Every record, from the first line to the last, needs to be given again exactly.

***** EXTRACTED ENTRIES

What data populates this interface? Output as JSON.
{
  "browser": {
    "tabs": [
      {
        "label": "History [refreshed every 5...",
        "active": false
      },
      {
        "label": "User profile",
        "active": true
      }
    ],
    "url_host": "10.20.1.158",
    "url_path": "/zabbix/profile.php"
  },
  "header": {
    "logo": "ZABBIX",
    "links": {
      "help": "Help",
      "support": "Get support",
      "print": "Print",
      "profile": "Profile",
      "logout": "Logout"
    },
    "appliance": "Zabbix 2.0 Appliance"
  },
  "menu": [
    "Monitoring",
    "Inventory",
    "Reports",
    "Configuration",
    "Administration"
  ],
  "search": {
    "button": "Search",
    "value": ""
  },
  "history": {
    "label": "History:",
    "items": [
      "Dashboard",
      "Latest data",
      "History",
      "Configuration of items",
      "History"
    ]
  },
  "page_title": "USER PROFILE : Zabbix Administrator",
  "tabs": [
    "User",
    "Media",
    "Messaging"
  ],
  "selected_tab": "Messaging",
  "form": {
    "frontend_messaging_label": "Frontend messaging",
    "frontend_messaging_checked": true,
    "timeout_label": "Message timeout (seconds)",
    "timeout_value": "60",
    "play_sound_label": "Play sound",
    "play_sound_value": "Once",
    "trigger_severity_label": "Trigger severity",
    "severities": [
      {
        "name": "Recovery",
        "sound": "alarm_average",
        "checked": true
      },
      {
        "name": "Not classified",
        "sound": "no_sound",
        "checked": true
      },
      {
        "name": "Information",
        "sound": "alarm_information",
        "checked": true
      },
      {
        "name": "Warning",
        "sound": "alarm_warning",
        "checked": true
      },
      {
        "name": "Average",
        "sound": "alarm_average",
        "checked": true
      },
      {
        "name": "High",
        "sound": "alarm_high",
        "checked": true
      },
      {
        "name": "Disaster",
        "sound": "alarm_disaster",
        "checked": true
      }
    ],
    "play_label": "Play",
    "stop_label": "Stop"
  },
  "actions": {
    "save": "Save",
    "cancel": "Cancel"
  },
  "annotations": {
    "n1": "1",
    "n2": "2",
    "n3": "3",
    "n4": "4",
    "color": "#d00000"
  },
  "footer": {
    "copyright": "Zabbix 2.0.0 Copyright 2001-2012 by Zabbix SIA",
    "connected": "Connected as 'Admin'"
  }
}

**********

**OUTPUT BELOW**
What data populates this interface? Output as JSON.
{
  "browser": {
    "tabs": [
      {
        "label": "History [refreshed every 5...",
        "active": false
      },
      {
        "label": "User profile",
        "active": true
      }
    ],
    "url_host": "10.20.1.158",
    "url_path": "/zabbix/profile.php"
  },
  "header": {
    "logo": "ZABBIX",
    "links": {
      "help": "Help",
      "support": "Get support",
      "print": "Print",
      "profile": "Profile",
      "logout": "Logout"
    },
    "appliance": "Zabbix 2.0 Appliance"
  },
  "menu": [
    "Monitoring",
    "Inventory",
    "Reports",
    "Configuration",
    "Administration"
  ],
  "search": {
    "button": "Search",
    "value": ""
  },
  "history": {
    "label": "History:",
    "items": [
      "Dashboard",
      "Latest data",
      "History",
      "Configuration of items",
      "History"
    ]
  },
  "page_title": "USER PROFILE : Zabbix Administrator",
  "tabs": [
    "User",
    "Media",
    "Messaging"
  ],
  "selected_tab": "Messaging",
  "form": {
    "frontend_messaging_label": "Frontend messaging",
    "frontend_messaging_checked": true,
    "timeout_label": "Message timeout (seconds)",
    "timeout_value": "60",
    "play_sound_label": "Play sound",
    "play_sound_value": "Once",
    "trigger_severity_label": "Trigger severity",
    "severities": [
      {
        "name": "Recovery",
        "sound": "alarm_average",
        "checked": true
      },
      {
        "name": "Not classified",
        "sound": "no_sound",
        "checked": true
      },
      {
        "name": "Information",
        "sound": "alarm_information",
        "checked": true
      },
      {
        "name": "Warning",
        "sound": "alarm_warning",
        "checked": true
      },
      {
        "name": "Average",
        "sound": "alarm_average",
        "checked": true
      },
      {
        "name": "High",
        "sound": "alarm_high",
        "checked": true
      },
      {
        "name": "Disaster",
        "sound": "alarm_disaster",
        "checked": true
      }
    ],
    "play_label": "Play",
    "stop_label": "Stop"
  },
  "actions": {
    "save": "Save",
    "cancel": "Cancel"
  },
  "annotations": {
    "n1": "1",
    "n2": "2",
    "n3": "3",
    "n4": "4",
    "color": "#d00000"
  },
  "footer": {
    "copyright": "Zabbix 2.0.0 Copyright 2001-2012 by Zabbix SIA",
    "connected": "Connected as 'Admin'"
  }
}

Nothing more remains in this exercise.